§ TASK ITEM
Print all of the data exactly, but drop the pictures.

════════════════════

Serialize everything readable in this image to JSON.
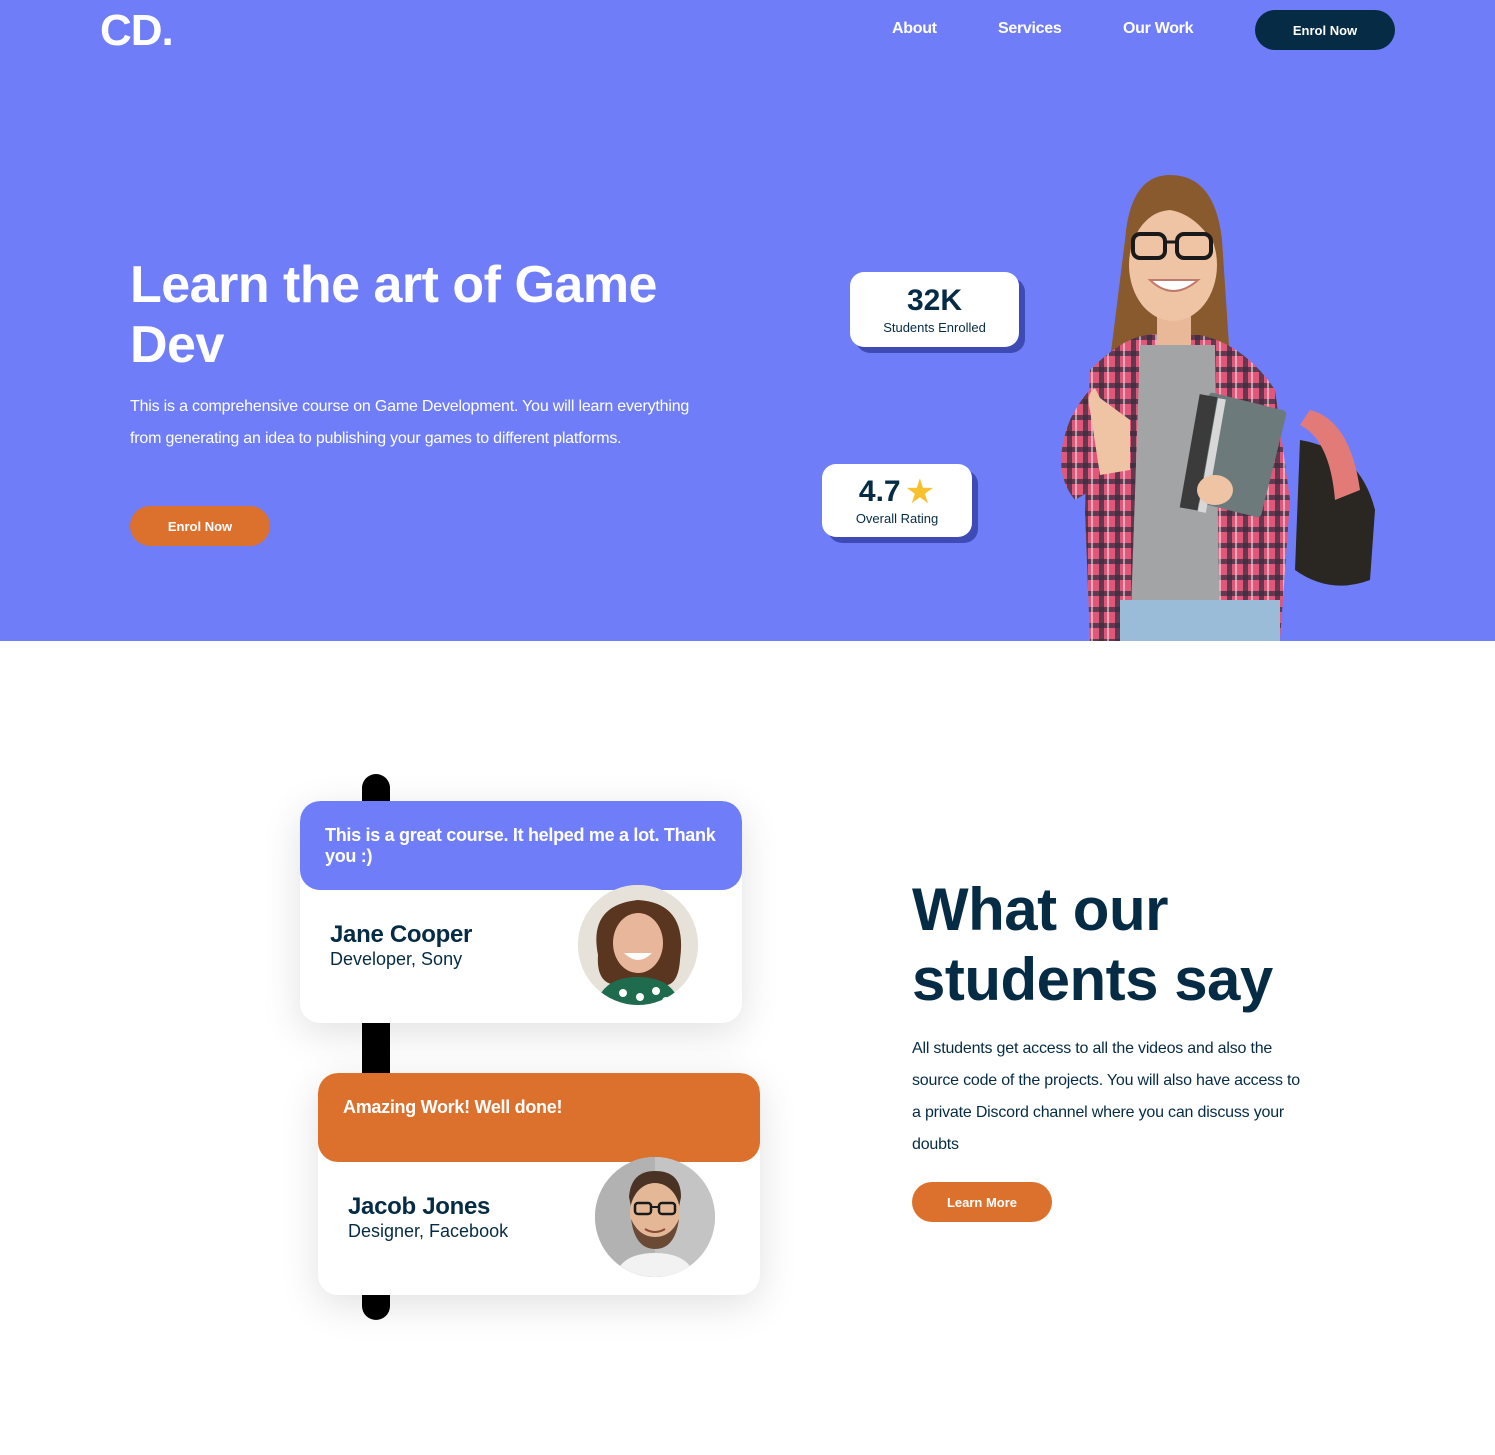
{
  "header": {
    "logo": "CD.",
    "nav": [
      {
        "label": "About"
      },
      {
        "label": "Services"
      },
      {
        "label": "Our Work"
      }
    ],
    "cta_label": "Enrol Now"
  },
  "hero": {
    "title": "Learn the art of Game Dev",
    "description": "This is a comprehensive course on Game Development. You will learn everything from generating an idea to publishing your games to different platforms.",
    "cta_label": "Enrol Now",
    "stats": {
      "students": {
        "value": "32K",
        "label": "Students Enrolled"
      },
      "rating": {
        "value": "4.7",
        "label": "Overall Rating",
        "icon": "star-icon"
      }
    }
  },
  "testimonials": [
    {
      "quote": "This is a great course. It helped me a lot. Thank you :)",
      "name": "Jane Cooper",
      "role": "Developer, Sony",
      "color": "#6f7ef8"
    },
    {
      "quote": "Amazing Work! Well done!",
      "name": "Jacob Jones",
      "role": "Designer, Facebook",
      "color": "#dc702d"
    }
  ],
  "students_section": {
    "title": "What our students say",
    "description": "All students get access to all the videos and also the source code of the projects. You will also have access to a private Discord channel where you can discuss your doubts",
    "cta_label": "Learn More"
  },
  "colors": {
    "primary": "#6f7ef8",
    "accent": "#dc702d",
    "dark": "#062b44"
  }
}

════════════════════

§ ANSWER TO THE PROBLEM
Serialize everything readable in this image to JSON.
{
  "header": {
    "logo": "CD.",
    "nav": [
      {
        "label": "About"
      },
      {
        "label": "Services"
      },
      {
        "label": "Our Work"
      }
    ],
    "cta_label": "Enrol Now"
  },
  "hero": {
    "title": "Learn the art of Game Dev",
    "description": "This is a comprehensive course on Game Development. You will learn everything from generating an idea to publishing your games to different platforms.",
    "cta_label": "Enrol Now",
    "stats": {
      "students": {
        "value": "32K",
        "label": "Students Enrolled"
      },
      "rating": {
        "value": "4.7",
        "label": "Overall Rating",
        "icon": "star-icon"
      }
    }
  },
  "testimonials": [
    {
      "quote": "This is a great course. It helped me a lot. Thank you :)",
      "name": "Jane Cooper",
      "role": "Developer, Sony",
      "color": "#6f7ef8"
    },
    {
      "quote": "Amazing Work! Well done!",
      "name": "Jacob Jones",
      "role": "Designer, Facebook",
      "color": "#dc702d"
    }
  ],
  "students_section": {
    "title": "What our students say",
    "description": "All students get access to all the videos and also the source code of the projects. You will also have access to a private Discord channel where you can discuss your doubts",
    "cta_label": "Learn More"
  },
  "colors": {
    "primary": "#6f7ef8",
    "accent": "#dc702d",
    "dark": "#062b44"
  }
}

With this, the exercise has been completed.